**EXERCISE GOAL**
In the entries that follow, count each line containing "source" and state the total, nothing more.

**EXCERPTED RECORDS**
──────────────────────────────
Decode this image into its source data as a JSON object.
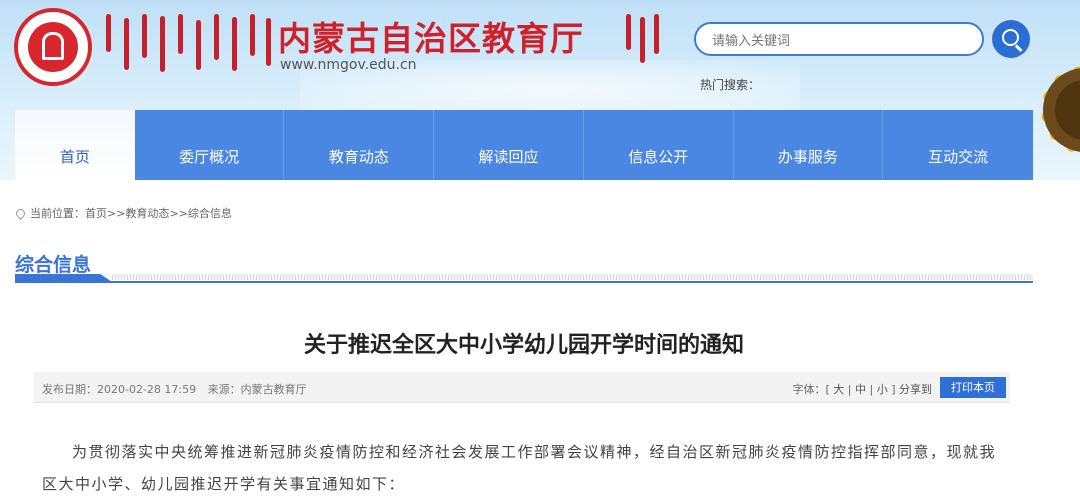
{
  "header": {
    "site_title": "内蒙古自治区教育厅",
    "site_url": "www.nmgov.edu.cn",
    "search_placeholder": "请输入关键词",
    "hot_search_label": "热门搜索："
  },
  "nav": {
    "items": [
      {
        "label": "首页",
        "active": true
      },
      {
        "label": "委厅概况"
      },
      {
        "label": "教育动态"
      },
      {
        "label": "解读回应"
      },
      {
        "label": "信息公开"
      },
      {
        "label": "办事服务"
      },
      {
        "label": "互动交流"
      }
    ]
  },
  "breadcrumb": {
    "prefix": "当前位置：",
    "home": "首页",
    "sep1": ">>",
    "level1": "教育动态",
    "sep2": ">>",
    "level2": "综合信息"
  },
  "section": {
    "title": "综合信息"
  },
  "article": {
    "title": "关于推迟全区大中小学幼儿园开学时间的通知",
    "publish_date": "发布日期：2020-02-28 17:59",
    "source": "来源：内蒙古教育厅",
    "font_label": "字体：[",
    "font_large": "大",
    "font_sep": "|",
    "font_medium": "中",
    "font_small": "小",
    "font_end": "]",
    "share_label": "分享到",
    "print_label": "打印本页",
    "paragraph": "为贯彻落实中央统筹推进新冠肺炎疫情防控和经济社会发展工作部署会议精神，经自治区新冠肺炎疫情防控指挥部同意，现就我区大中小学、幼儿园推迟开学有关事宜通知如下："
  },
  "colors": {
    "brand_red": "#d0202a",
    "nav_blue": "#4a87e3",
    "accent_blue": "#3a74d6",
    "button_blue": "#2f6fd6"
  }
}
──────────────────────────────
**TASK SOLUTION**
2